Modi, the former chief of Indian cricket's governing body (BCCI) is an intriguing, yet unlikely possibility.
He, of course, famously lost a defamation case against Cairns in the high Court of London, lost his control of Indian Cricket, including the cash-cow IPL, and was bankrupted.
His hatred of Cairns and the BCCI's suspended president N. Srinivasan, knows no bounds.
Yesterday, he printed six pages of a letter outlining Srinivasan's violation of the ICC's code of ethics. Earlier he posted on twitter: "Now we know. ICC is an organisation run by fixers and love them to take me to court for liable. I challenge you to do so. Game on boys".
If this were a Shakespeare tragedy, then he's the perfect fit, plotting and calculating his way back to power.
Yet there have to be doubts as to whether he'd have access to the anti-corruption testimony. Also, if he wants to rehabilitate himself into the upper echelons of cricket, destroying the trust of those he would have to work with would be a curious tactic.
At the time of writing, Modi had not replied to an email outlining the rumour that he is involved and asking him his thoughts on where the leak came from.
The ACSU has emerged as the most popular choice and, it seems, the most wrong. Perceived wisdom is that the ACSU, chaired by Sir Ronnie Flanagan, is under threat from the Big Three -- England, India and Australia -- who want more control over anti-corruption matters.
The ACSU costs too much money and lacks results (anti-corruption's biggest win, the jailing of Salman Butt, Mohammad Asif and Mohammad Amir, followed a fix in a Pakistan-England test match revealed by a newspaper sting).
This testimony, the theory went, would prove what an effective drill-down operation the ACSU was.
There are two major flaws with this argument. The ACSU has the most to lose from these stories. Their effectiveness is predicated on the idea that people come to them in confidence. Second, the leak could jeopardise the current investigation itself.
"I have confidence in the ICC anti-corruption unit. There are professional people involved. They have always operated independently of the politics in world cricket," New Zealand Players' Association boss Heath Mills told the Herald.
"With regards to the documents being in the public domain, my principal concern lies with who the ACSU were forced to share these statements within recent weeks."
One of the member boards who had the documents -- with England and India heading the list.
This is simply a power struggle. They not only want control of the ICC -- which member boards such as New Zealand Cricket have effectively given them licence to -- they want control of the independent anti-corruption unit.
"It's not the way forward; all that's doing is making anti-corruption operate under the same structure as ICC members do currently, where everyone wants to have sovereignty and be masters of their own domain.
"Just like most decisions we see coming out of the ICC, we're then making anti-corruption work political and subject to potential interference."
It is in this world that Vincent et al are going to see their cases played out. They will become supporting actors only in a much bigger drama.

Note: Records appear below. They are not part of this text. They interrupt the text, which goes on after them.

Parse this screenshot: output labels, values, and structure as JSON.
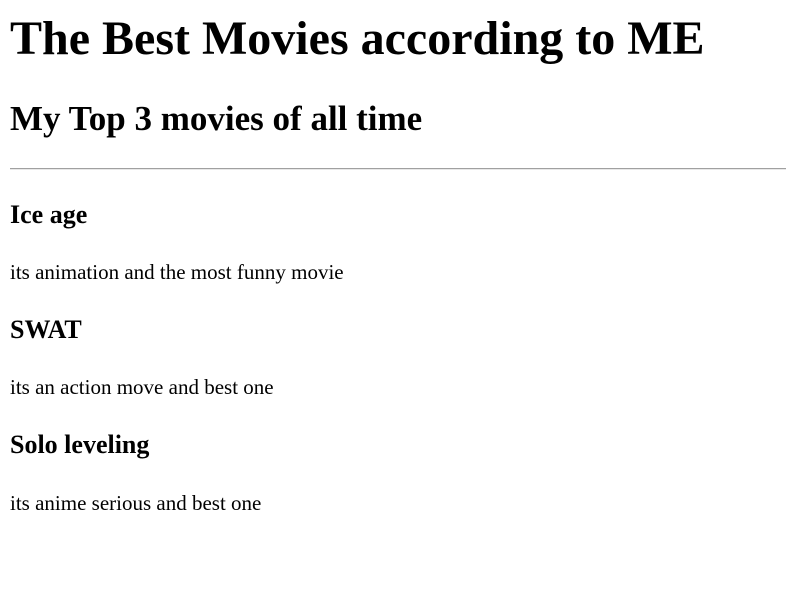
{
  "page": {
    "title": "The Best Movies according to ME",
    "subtitle": "My Top 3 movies of all time"
  },
  "movies": [
    {
      "title": "Ice age",
      "description": "its animation and the most funny movie"
    },
    {
      "title": "SWAT",
      "description": "its an action move and best one"
    },
    {
      "title": "Solo leveling",
      "description": "its anime serious and best one"
    }
  ]
}
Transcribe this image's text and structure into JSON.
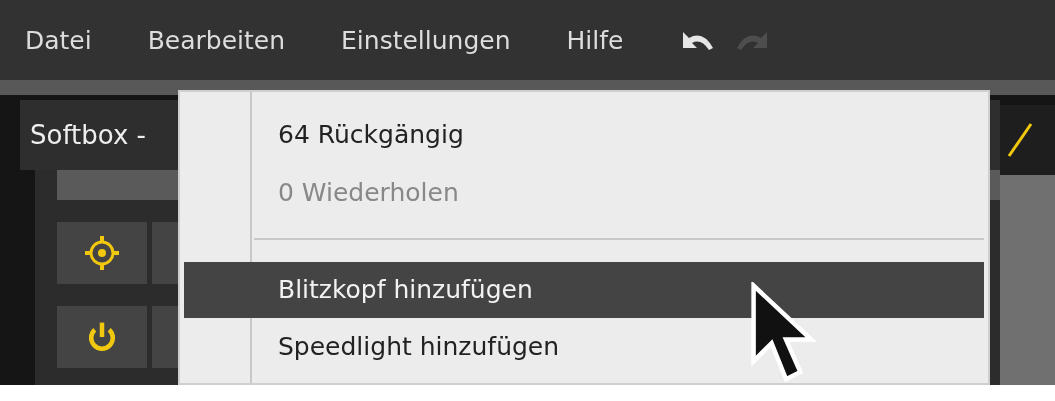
{
  "menu_bar": {
    "items": [
      {
        "label": "Datei"
      },
      {
        "label": "Bearbeiten"
      },
      {
        "label": "Einstellungen"
      },
      {
        "label": "Hilfe"
      }
    ],
    "undo": {
      "disabled": false
    },
    "redo": {
      "disabled": true
    }
  },
  "panel": {
    "title": "Softbox -",
    "tools": [
      {
        "kind": "target"
      },
      {
        "kind": "power"
      }
    ]
  },
  "dropdown": {
    "items": [
      {
        "kind": "item",
        "label": "64 Rückgängig",
        "disabled": false,
        "selected": false
      },
      {
        "kind": "item",
        "label": "0 Wiederholen",
        "disabled": true,
        "selected": false
      },
      {
        "kind": "separator"
      },
      {
        "kind": "item",
        "label": "Blitzkopf hinzufügen",
        "disabled": false,
        "selected": true
      },
      {
        "kind": "item",
        "label": "Speedlight hinzufügen",
        "disabled": false,
        "selected": false
      }
    ]
  }
}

Cairns might be right.
While no defence for the acts he is alleged to have carried out as Player X, there are, in this beautiful yet chaotic sport, dark forces at play.
* The Herald has syndication rights to both organisations.